• _WORK INSTRUCTION_
Without changing a single word, set down all of the records.

• _DATA UNDER STUDY_
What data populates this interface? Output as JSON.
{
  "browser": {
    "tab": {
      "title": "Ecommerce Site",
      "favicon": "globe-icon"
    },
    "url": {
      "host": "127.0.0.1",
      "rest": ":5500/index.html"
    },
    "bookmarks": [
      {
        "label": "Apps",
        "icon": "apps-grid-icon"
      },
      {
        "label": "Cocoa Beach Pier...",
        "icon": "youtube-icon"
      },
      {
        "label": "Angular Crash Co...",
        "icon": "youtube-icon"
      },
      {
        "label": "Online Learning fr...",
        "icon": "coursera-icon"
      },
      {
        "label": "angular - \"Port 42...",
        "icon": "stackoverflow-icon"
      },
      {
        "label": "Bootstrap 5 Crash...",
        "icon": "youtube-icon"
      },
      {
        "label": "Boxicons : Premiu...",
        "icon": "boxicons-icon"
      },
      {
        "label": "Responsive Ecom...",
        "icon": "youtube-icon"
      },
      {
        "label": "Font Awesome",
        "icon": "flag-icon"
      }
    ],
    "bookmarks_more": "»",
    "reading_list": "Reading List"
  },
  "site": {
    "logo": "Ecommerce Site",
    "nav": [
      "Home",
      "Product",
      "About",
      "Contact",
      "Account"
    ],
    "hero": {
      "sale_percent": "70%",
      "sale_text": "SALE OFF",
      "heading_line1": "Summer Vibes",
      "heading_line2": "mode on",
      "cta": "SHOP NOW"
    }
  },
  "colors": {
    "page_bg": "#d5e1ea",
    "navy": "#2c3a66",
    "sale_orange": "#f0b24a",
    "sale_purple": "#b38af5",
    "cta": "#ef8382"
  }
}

• _TASK RESPONSE_
What data populates this interface? Output as JSON.
{
  "browser": {
    "tab": {
      "title": "Ecommerce Site",
      "favicon": "globe-icon"
    },
    "url": {
      "host": "127.0.0.1",
      "rest": ":5500/index.html"
    },
    "bookmarks": [
      {
        "label": "Apps",
        "icon": "apps-grid-icon"
      },
      {
        "label": "Cocoa Beach Pier...",
        "icon": "youtube-icon"
      },
      {
        "label": "Angular Crash Co...",
        "icon": "youtube-icon"
      },
      {
        "label": "Online Learning fr...",
        "icon": "coursera-icon"
      },
      {
        "label": "angular - \"Port 42...",
        "icon": "stackoverflow-icon"
      },
      {
        "label": "Bootstrap 5 Crash...",
        "icon": "youtube-icon"
      },
      {
        "label": "Boxicons : Premiu...",
        "icon": "boxicons-icon"
      },
      {
        "label": "Responsive Ecom...",
        "icon": "youtube-icon"
      },
      {
        "label": "Font Awesome",
        "icon": "flag-icon"
      }
    ],
    "bookmarks_more": "»",
    "reading_list": "Reading List"
  },
  "site": {
    "logo": "Ecommerce Site",
    "nav": [
      "Home",
      "Product",
      "About",
      "Contact",
      "Account"
    ],
    "hero": {
      "sale_percent": "70%",
      "sale_text": "SALE OFF",
      "heading_line1": "Summer Vibes",
      "heading_line2": "mode on",
      "cta": "SHOP NOW"
    }
  },
  "colors": {
    "page_bg": "#d5e1ea",
    "navy": "#2c3a66",
    "sale_orange": "#f0b24a",
    "sale_purple": "#b38af5",
    "cta": "#ef8382"
  }
}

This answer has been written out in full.